Amanda Meriwether was always the “perfect student.” In high school, she was one of only 154 students in the world to achieve a perfect score on their International Baccalaureate tests in 2013.
However, during her time at The University of Texas at Austin, she says she developed a greater sense of perspective, realizing that there is more to focus on than getting perfect grades.
“There’s definitely been that shift from being grade-oriented to learning-oriented; how can I make myself a better person to impact change in the world,” Meriwether said.
Graduating with degrees in biomedical engineering and Plan II Honors – both with honors — she now focuses on helping other students succeed in science, technology, engineering and math (STEM). She did her Plan II thesis on stress levels among engineering students and presented the results at a regional meeting of the American Society for Engineering Education.
“Rather than caring about what grade I earn in my classes, I care more about what knowledge I am gaining and how I can apply that knowledge to solve significant social issues such as access to health care, diversity in STEM and barriers to education,” she said.

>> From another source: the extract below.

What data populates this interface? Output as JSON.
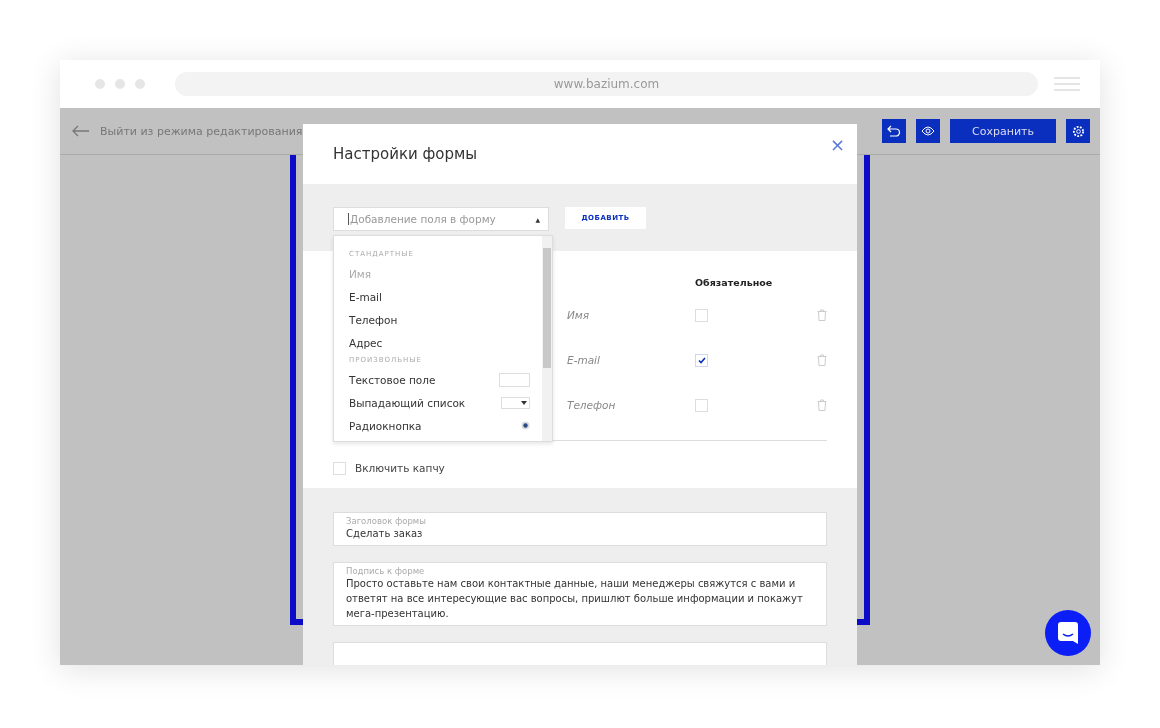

We spoke with Meriwether about how college affected her life and her plans after graduation.
Q. Why did you decide to come to UT?
Amanda Meriwether: I went to UT because it was one of the few schools that would support me in pursuing both engineering and liberal arts. In K-12, I loved all of my classes. I didn't want to restrict my interests to one subject when I went to college. At UT, I chose two majors that I felt would allow me to develop a breadth of knowledge – biomedical engineering and Plan II Honors. It also helped that tuition is relatively affordable. I'd argue that UT is one of the best value schools out there. Also, my family is from Austin.
Q. What were some challenges that helped you become who you are now? What did you learn from them?
Meriwether: One of the biggest challenges for me was overcoming my desire for external validation. Historically, I was motivated by the desire to please others. During my study abroad in Cambridge, my professor helped me realize that I need to act for myself and not for others.
Since that moment, I have tried to ignore other people's expectations and perceptions of me and focus instead on acting to fulfill my personal values.
Q. What is your favorite college class?
Meriwether: One of my favorite college memories was taking Computational Oncology, taught by Dr. Thomas Yankeelov. In this course, I was able to use the fundamental knowledge I had been gaining in my previous courses to solve problems that had no right answer. We developed differential equation-based computational methods to predict a patient's tumor growth given preliminary MRI data from that patient. This class propelled me toward my postgraduation plans.
Q. Would you say college changed you?
Meriwether: I think it's hard to not be changed by college just because you're going to be taking classes that you never expected to be taking. You're going to be interacting with people from other parts of Texas and other parts of the U.S. and the world. And unless you stay in your bubble and don't talk to anybody else, there's no way it can't change you.
Q. What are your plans after graduation?
Meriwether: After graduation, I will be moving to the Bay Area to pursue a Ph.D. in bioengineering through the joint program at UC Berkeley/UCSF.
Q. After graduation, how do you hope to change the world?
Meriwether: I hope to change the culture of engineering education. I want to devote my time to the issue of gender and racial diversity in STEM. I want to shift the paradigm of what STEM education is from K through college away from being grade-oriented to more of a growth mindset.